Yesterday, an arbitrator granted Ray Rice's appeal of his indefinite suspension, making him eligible to play in the National Football League again. Her written decision is a damning indictment of the way the NFL handles domestic violence. The league initially went easy on Rice, then reversed itself after a public outcry on the grounds that he'd misled them. But it turns out they were well-informed all along —they just didn't think pummeling a woman was worthy of serious punishment, and now the arbitrator is making them stick with that original call.
Rice, who played for the Baltimore Ravens, assaulted his then-girlfriend Janay Palmer (who is now his wife, Janay Rice), in the elevator of an Atlantic City casino in February 2014. He hit her so hard that she was knocked off her feet and hit her head on the elevator railing, leaving her unconscious. He then attempted to drag her out of the elevator, but dropped her when she was only part of the way out, leaving her legs blocking the elevator doors. Hotel security stopped Rice as he made another failed attempt to pick her up and drag her further.
Two different video cameras captured the incident. The first one filmed the assault and its aftermath from inside the elevator. The second captured only the aftermath of the assault, from the hallway. TMZ posted the hallway video several days after the assault. The NFL initially punished Rice by suspending him for two games, and fining him his salary from a third game. After the other video became public in September, however, the NFL revised that punishment, and suspended Rice indefinitely.
Rice appealed the suspension, arguing that NFL Commissioner Roger Goodell had abused his discretion by re-punishing him for the same offense. Yesterday's decision granted his appeal, finding that Goodell was fully aware of the facts of the assault at the time he imposed the initial 2-game ban, and was therefore barred from imposing the second, more severe punishment, under the NFL's collective bargaining agreement.
It is unfortunate that Rice will now be left with only a light punishment.
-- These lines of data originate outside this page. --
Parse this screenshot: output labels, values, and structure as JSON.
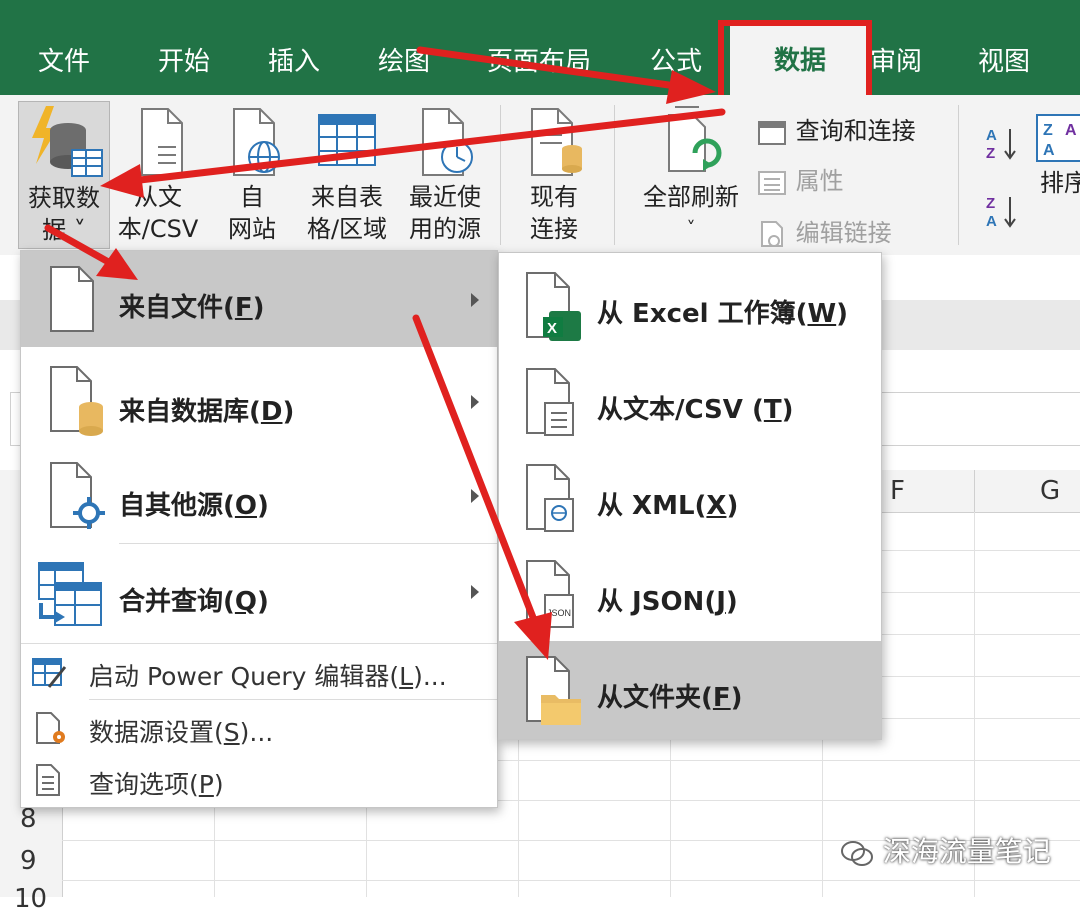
{
  "tabs": [
    "文件",
    "开始",
    "插入",
    "绘图",
    "页面布局",
    "公式",
    "数据",
    "审阅",
    "视图"
  ],
  "active_tab": "数据",
  "ribbon": {
    "get_data": [
      "获取数",
      "据 ˅"
    ],
    "from_text": [
      "从文",
      "本/CSV"
    ],
    "from_web": [
      "自",
      "网站"
    ],
    "from_table": [
      "来自表",
      "格/区域"
    ],
    "recent_sources": [
      "最近使",
      "用的源"
    ],
    "existing_connections": [
      "现有",
      "连接"
    ],
    "refresh_all": "全部刷新",
    "refresh_all_caret": "˅",
    "queries_connections": "查询和连接",
    "properties": "属性",
    "edit_links": "编辑链接",
    "sort": "排序",
    "sort_az_icon": "sort-ascending-icon",
    "sort_za_icon": "sort-descending-icon"
  },
  "sheet": {
    "columns": [
      "F",
      "G"
    ],
    "rows": [
      "8",
      "9",
      "10"
    ]
  },
  "main_menu": {
    "items": [
      {
        "label": "来自文件(",
        "key": "F",
        "suffix": ")"
      },
      {
        "label": "来自数据库(",
        "key": "D",
        "suffix": ")"
      },
      {
        "label": "自其他源(",
        "key": "O",
        "suffix": ")"
      },
      {
        "label": "合并查询(",
        "key": "Q",
        "suffix": ")"
      }
    ],
    "small_items": [
      {
        "label": "启动 Power Query 编辑器(",
        "key": "L",
        "suffix": ")..."
      },
      {
        "label": "数据源设置(",
        "key": "S",
        "suffix": ")..."
      },
      {
        "label": "查询选项(",
        "key": "P",
        "suffix": ")"
      }
    ]
  },
  "sub_menu": {
    "items": [
      {
        "label": "从 Excel 工作簿(",
        "key": "W",
        "suffix": ")"
      },
      {
        "label": "从文本/CSV (",
        "key": "T",
        "suffix": ")"
      },
      {
        "label": "从 XML(",
        "key": "X",
        "suffix": ")"
      },
      {
        "label": "从 JSON(",
        "key": "J",
        "suffix": ")"
      },
      {
        "label": "从文件夹(",
        "key": "F",
        "suffix": ")"
      }
    ],
    "icon_texts": {
      "json": "JSON"
    }
  },
  "watermark": "深海流量笔记",
  "colors": {
    "excel_green": "#217346",
    "arrow_red": "#e0211f",
    "highlight": "#c8c8c8"
  }
}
However, the arbitration decision raises a much more serious concern: namely, that the NFL's defense arguments cast serious doubt on their ability to understand or respond to domestic violence.
The NFL claimed that the indefinite suspension was reasonable because Rice had misled the league about the nature of the assault, leaving them unaware of the gravity of the crime until the new video was released. But that's bullshit, and the arbitrator recognized it as such. The reason Rice wasn't given a more severe punishment in the first place is that the NFL didn't take the assault seriously enough. And the NFL's arguments during the arbitration make it clear that the same attitudes that led to Rice's initial light punishment are still alive and well within the league's management.
In the arbitration, the NFL claimed that Rice misled them by saying that he only "slapped" Palmer, and that she had "knocked herself out" on the railing, rather than that he had knocked her out. (The other witnesses to the disciplinary hearing deny that, and Rice claims that he not only used the word "hit," he also demonstrated to the Commissioner how he had swung his fist across his body during the assault, making its force clear.)
But the fact that the NFL made that argument suggests that they still don't understand domestic assault, or take it seriously enough. The idea that it is somehow morally superior to "slap" one's girlfriend than to "hit" her is bizarre, particularly in a situation in which the alleged "slap" knocked the victim unconscious.
Likewise, the suggestion that it would be different if Palmer "knocked herself out" on the railing is absurd. There was never any dispute as to the reason Palmer's head made contact with the railing: the force of the blow delivered by Rice. The theory that Palmer somehow became responsible for the situation in the split second between when Rice's hand hit her head and when her head hit the railing is ridiculous.
Moreover, the arbitrator found that the NFL knew about the second video, and had access to it, but did not watch it. NFL security was aware of the video. Ray Rice had a copy of the footage, but Goodell and the other members of the team who made the disciplinary decision never requested that he show it to them. Instead, they chose to rely on Rice's description of the events. So even if it is true that Rice misled them, the NFL had the means to view other evidence, and draw its own conclusions. That it decided not to do so suggests willful blindness to the assault, and a callous disregard for its seriousness.
But, most worrying of all, Goodell clearly believed that this was a reasonable approach to domestic violence, as evidence by the fact that he expected the arbitrator to accept the "just a slap, NBD" argument, and to accept his failure to watch the elevator video even though he had access to it. That raises questions about what will happen the next time an NFL player assaults his romantic partner. Will the NFL review all the available evidence, and understand the seriousness of what it shows? Or will it ignore evidence that could be damning, minimize the seriousness of the testimony it receives, and then hope the whole thing goes away?
Taken together, these revelations suggest that the NFL still has a lot to learn when it comes to domestic violence.
Read the full arbitration decision here: